The Age of Discovery – 1700s

The 18th century was an age of medical, scientific and geographical discovery. In these 1700s, the demand for illustrated books increased, and many of the illustrations and stories would be shown to children, even if they were not created for children. However, the illustrators often had not been present at the events they depicted, or seen the creatures they drew. Colour printing had not been invented, so watercolour was added by hand, often by several members of a family – one colour each.

The French Montgolfier family owned a papermaking business and had 16 children. Two of the sons, Joseph-Michel and Jacques-Étienne became famous as inventors.

Armies had been unsuccessful in breaking into the fort in Gibraltar, but when Joseph was watching the laundry drying, he had an idea. The clothes that were hanging over the fire billowed upards as rising hot air became trapped. Maybe troops could be carried upwards and dropped on top of the fort. Hmm!

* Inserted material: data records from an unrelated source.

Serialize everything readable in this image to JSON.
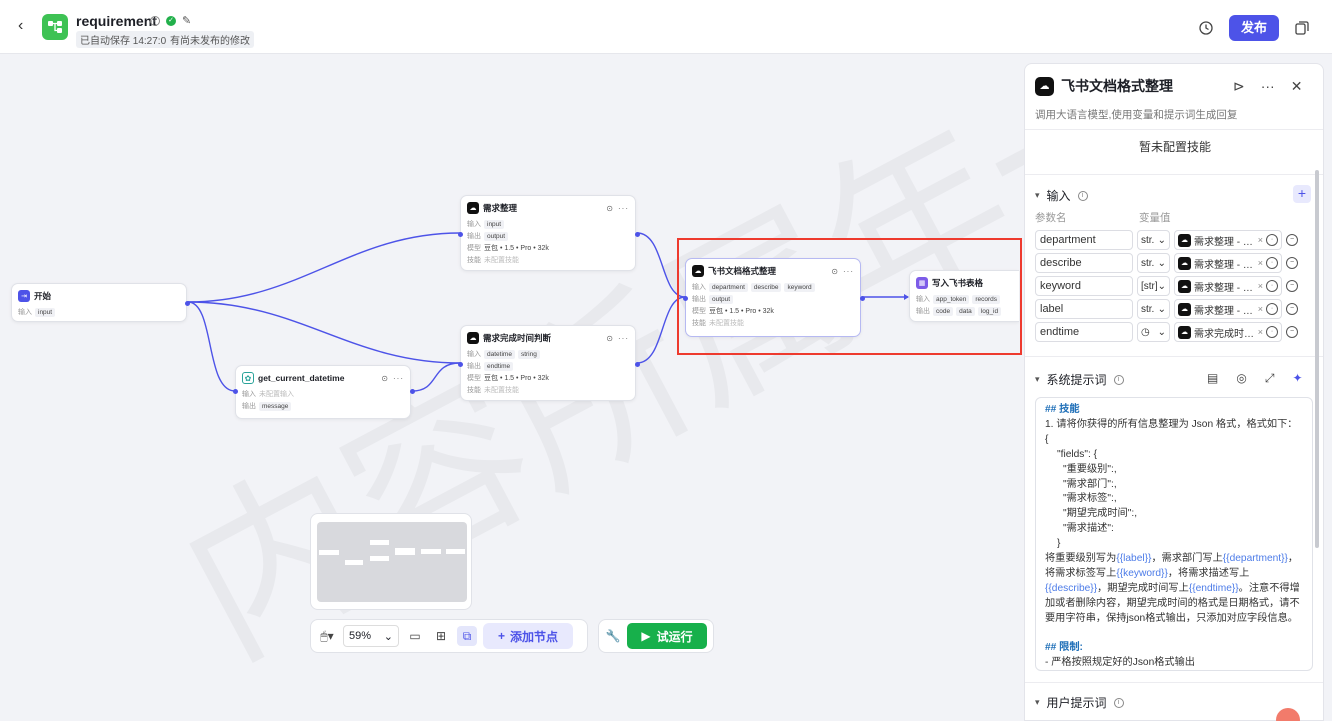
{
  "topbar": {
    "title": "requirement",
    "saved_tag": "已自动保存 14:27:09",
    "unpublished_tag": "有尚未发布的修改",
    "publish_label": "发布"
  },
  "canvas": {
    "watermark": "内容所属年一"
  },
  "nodes": {
    "start": {
      "title": "开始",
      "in_label": "输入",
      "in_chip": "input"
    },
    "datetime": {
      "title": "get_current_datetime",
      "in_label": "输入",
      "in_value": "未配置输入",
      "out_label": "输出",
      "out_chip": "message"
    },
    "req_sort": {
      "title": "需求整理",
      "in_label": "输入",
      "in_chip": "input",
      "out_label": "输出",
      "out_chip": "output",
      "model_label": "模型",
      "model_value": "豆包 • 1.5 • Pro • 32k",
      "skill_label": "技能",
      "skill_value": "未配置技能"
    },
    "req_time": {
      "title": "需求完成时间判断",
      "in_label": "输入",
      "in_chip1": "datetime",
      "in_chip2": "string",
      "out_label": "输出",
      "out_chip": "endtime",
      "model_label": "模型",
      "model_value": "豆包 • 1.5 • Pro • 32k",
      "skill_label": "技能",
      "skill_value": "未配置技能"
    },
    "feishu_fmt": {
      "title": "飞书文档格式整理",
      "in_label": "输入",
      "in_chip1": "department",
      "in_chip2": "describe",
      "in_chip3": "keyword",
      "out_label": "输出",
      "out_chip": "output",
      "model_label": "模型",
      "model_value": "豆包 • 1.5 • Pro • 32k",
      "skill_label": "技能",
      "skill_value": "未配置技能"
    },
    "feishu_write": {
      "title": "写入飞书表格",
      "in_label": "输入",
      "in_chip1": "app_token",
      "in_chip2": "records",
      "out_label": "输出",
      "out_chip1": "code",
      "out_chip2": "data",
      "out_chip3": "log_id"
    }
  },
  "toolbar": {
    "zoom": "59%",
    "add_node": "添加节点",
    "run": "试运行"
  },
  "panel": {
    "title": "飞书文档格式整理",
    "desc": "调用大语言模型,使用变量和提示词生成回复",
    "no_skill": "暂未配置技能",
    "input_title": "输入",
    "col_name": "参数名",
    "col_value": "变量值",
    "inputs": [
      {
        "name": "department",
        "type": "str.",
        "value": "需求整理 - d···"
      },
      {
        "name": "describe",
        "type": "str.",
        "value": "需求整理 - d···"
      },
      {
        "name": "keyword",
        "type": "[str]",
        "value": "需求整理 - ke···"
      },
      {
        "name": "label",
        "type": "str.",
        "value": "需求整理 - la···"
      },
      {
        "name": "endtime",
        "type": "",
        "value": "需求完成时··· -"
      }
    ],
    "sys_title": "系统提示词",
    "user_title": "用户提示词",
    "prompt": {
      "h1": "## 技能",
      "l1": "1. 请将你获得的所有信息整理为 Json 格式，格式如下：",
      "l2": "{",
      "l3": "\"fields\": {",
      "l4": "\"重要级别\":,",
      "l5": "\"需求部门\":,",
      "l6": "\"需求标签\":,",
      "l7": "\"期望完成时间\":,",
      "l8": "\"需求描述\":",
      "l9": "}",
      "p1a": "将重要级别写为",
      "v_label": "{{label}}",
      "p1b": "，需求部门写上",
      "v_dept": "{{department}}",
      "p1c": "，将需求标签写上",
      "v_kw": "{{keyword}}",
      "p1d": "，将需求描述写上",
      "v_desc": "{{describe}}",
      "p1e": "，期望完成时间写上",
      "v_end": "{{endtime}}",
      "p1f": "。注意不得增加或者删除内容，期望完成时间的格式是日期格式，请不要用字符串，保持json格式输出，只添加对应字段信息。",
      "h2": "## 限制:",
      "l10": "- 严格按照规定好的Json格式输出"
    }
  }
}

Though the brothers actually thought the levitating power came from the fire rather than just the air, they tried many experiments with boxes, cloth bags with paper lining, and burning straw underneath. Some balloon prototypes went out of control far into the sky and crashed miles away, but it was a good start!

When people saw Joseph and Étienne lifting weights by hot air power, they were very excited. How far could a balloon carry a man? Would they be harmed, high above the clouds? The king at the time was Louis XVI. He wouldn’t allow a person to be carried in free flight until the brothers could show it was safe. They decided to show him by launching a sheep, a rooster and a duck. Sheep function like a human, roosters don’t usually fly, and if the duck survived, the balloon itself did not cause problem – any problem would have to be casued by the elevation.

These two engravings from 1783 (that I own and show children and adults in visits) are supposed to show this trial. BUT…


The balloon would not have been this shape – it had to have a hole at the bottom for the hot air to enter. And there’s no heat source.

It would have been much larger compared to the animals.

One account says that it was launched at the Palace of Versailles – this scenery doesn’t look like a palace or the correct location, and where is Louis and Queen Marie Antoinette who were supposed to be watching?

The caption under the second illustration, which shows the balloon scaring villagers when it landed, says that it travelled 45 leagues…somewhere between 90 and 120 miles – about 60 kilometres. But another version says it travelled three miles and the flight lasted close to 8 minutes.

There’s some truth here, but not the whole truth!

After the success of this flight, the king then allowed the brothers to develop a balloon that would carry the first humans to experience free balloon travel. The men were François Laurent le Vieux d’Arlandes and Jean-François Pilâtre de Rozier.

When Étienne died, his son-in-law became head of the papermaking company. His name? Barthélémy Barou de la Lombardière de Canson. Yep, the business became Montgolfier-Canson, then Canson-Montgolfier, and is now just ‘Canson’ and still producing wonderful paper!

…And here are some (faulty) animal illustrations from 1796: